My gut instinct says no, of course not. Ultimately, art is an extension of the artist. It’s something they’ve created. In the case of Lostprophets, it doesn’t matter that we the audience don’t know Ian Watkins or any of his bandmates personally, or that our personal experience of their art is heavily influenced by our own memories, thoughts and emotions. Neither of these elements of a Lostprophets album changes the fact that its instrumentals, melodies, meanings and everything else were crafted, and belong to, a convicted paedophile.
Not only that, but to consume the art of any artist (in terms of paying to consume the art) is to show our support of them. That’s just the nature of consumerism – the same could be said for buying a chocolate bar. Whichever chocolate bar you choose, you’re choosing to support that particular brand. You wouldn’t buy something you didn’t like! Especially via monetised streaming services, such as YouTube and Spotify, by listening to a Lostprophets track you are inadvertantly supporting every member of that band, who will receive a payment – no matter how small – per stream or play of their work. There’s nothing wrong with this – the majority of us expect to be paid for the work we do – but when the craftsman has committed such serious offenses, to me it’s slightly uncomfortable to think we’re lining his pockets.
I know this isn’t the end of the discussion. I can certainly see the appeal of the response. For starters, Lostprophets as a band was not just Ian. Through his own charges, to which the rest of the band were allegedly oblivious, Ian Watkins has destroyed the reputation and livelihoods of five other musicians who did nothing wrong. Damning the other five band members for the sixth’s actions might be seen as unfair.

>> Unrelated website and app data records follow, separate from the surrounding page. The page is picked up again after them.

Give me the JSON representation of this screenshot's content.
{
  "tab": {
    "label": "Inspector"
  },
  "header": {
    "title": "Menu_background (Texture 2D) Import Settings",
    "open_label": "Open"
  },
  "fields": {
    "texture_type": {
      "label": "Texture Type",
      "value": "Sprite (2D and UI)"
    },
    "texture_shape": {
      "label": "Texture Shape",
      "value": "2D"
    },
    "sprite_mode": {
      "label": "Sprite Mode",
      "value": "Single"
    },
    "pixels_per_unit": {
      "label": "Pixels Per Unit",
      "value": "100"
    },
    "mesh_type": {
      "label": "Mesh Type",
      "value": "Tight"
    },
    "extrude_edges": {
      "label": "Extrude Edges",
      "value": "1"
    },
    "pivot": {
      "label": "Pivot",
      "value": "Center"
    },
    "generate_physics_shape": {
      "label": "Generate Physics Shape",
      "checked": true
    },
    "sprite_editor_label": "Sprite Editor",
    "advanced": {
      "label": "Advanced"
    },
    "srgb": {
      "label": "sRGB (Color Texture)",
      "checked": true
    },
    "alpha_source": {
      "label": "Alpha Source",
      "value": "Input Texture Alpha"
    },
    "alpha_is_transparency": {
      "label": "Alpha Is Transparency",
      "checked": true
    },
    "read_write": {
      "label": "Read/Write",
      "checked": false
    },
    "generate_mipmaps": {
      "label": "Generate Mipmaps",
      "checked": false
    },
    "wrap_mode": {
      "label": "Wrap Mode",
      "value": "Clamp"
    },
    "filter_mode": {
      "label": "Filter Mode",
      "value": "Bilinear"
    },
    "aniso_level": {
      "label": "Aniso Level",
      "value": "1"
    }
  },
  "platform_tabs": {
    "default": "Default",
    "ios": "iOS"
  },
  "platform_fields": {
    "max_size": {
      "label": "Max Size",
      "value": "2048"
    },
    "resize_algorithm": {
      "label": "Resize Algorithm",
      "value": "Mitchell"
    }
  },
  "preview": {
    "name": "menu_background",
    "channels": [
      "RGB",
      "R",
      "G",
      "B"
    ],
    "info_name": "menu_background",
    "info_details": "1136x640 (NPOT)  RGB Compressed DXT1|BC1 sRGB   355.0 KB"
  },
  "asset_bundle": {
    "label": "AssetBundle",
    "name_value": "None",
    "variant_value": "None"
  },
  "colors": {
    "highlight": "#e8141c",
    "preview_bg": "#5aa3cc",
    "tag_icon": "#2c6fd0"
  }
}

It could also be argued that you can’t switch off your feelings – if a song rouses certain memories or emotions within you simply by listening, you can’t exactly just switch that reaction off. To put it another way, if we’re expected to unlearn the emotions evoked by a piece of art, being expected to unlearn a smell should be no different. The majority of us know that stomach-flipping moment where you catch the smell of the perfume or aftershave worn by the person you like, or the warming, contented feeling that comes with smelling a roast dinner in the oven. I’m not sure I’ll ever be over the smell of bacon sizzling, or the harrowing first note of ‘Welcome To The Black Parade’ by My Chemical Romance. Both evoke an instant reflex. If we should be able to switch off from art – regardless of which of our five senses we receive the art through – why can’t the same be said of other human reactions?
(of course I know our conscience, and what is deemed as a socially acceptable conscience, plays a big part in the expectation to be able to switch off our emotions. I’m just playing devil’s advocate here.)
This is a very poorly constructed argument, I know, and it only really scratches the surface of what I really want to get to the bottom of. I’ve still got so many questions. Why does Justin Bieber have so many devoted followers and worldwide #1 singles when he’s no stranger to antisocial behaviour and disrespectful to his fans? How did Trump become elected as POTUS, for God’s sake, with all the sexual assault allegations and public displays of racism to his name?
Should we separate the artist from their art, if necessary? If we do, does that say more about the artist, or the callibration of our own moral compass?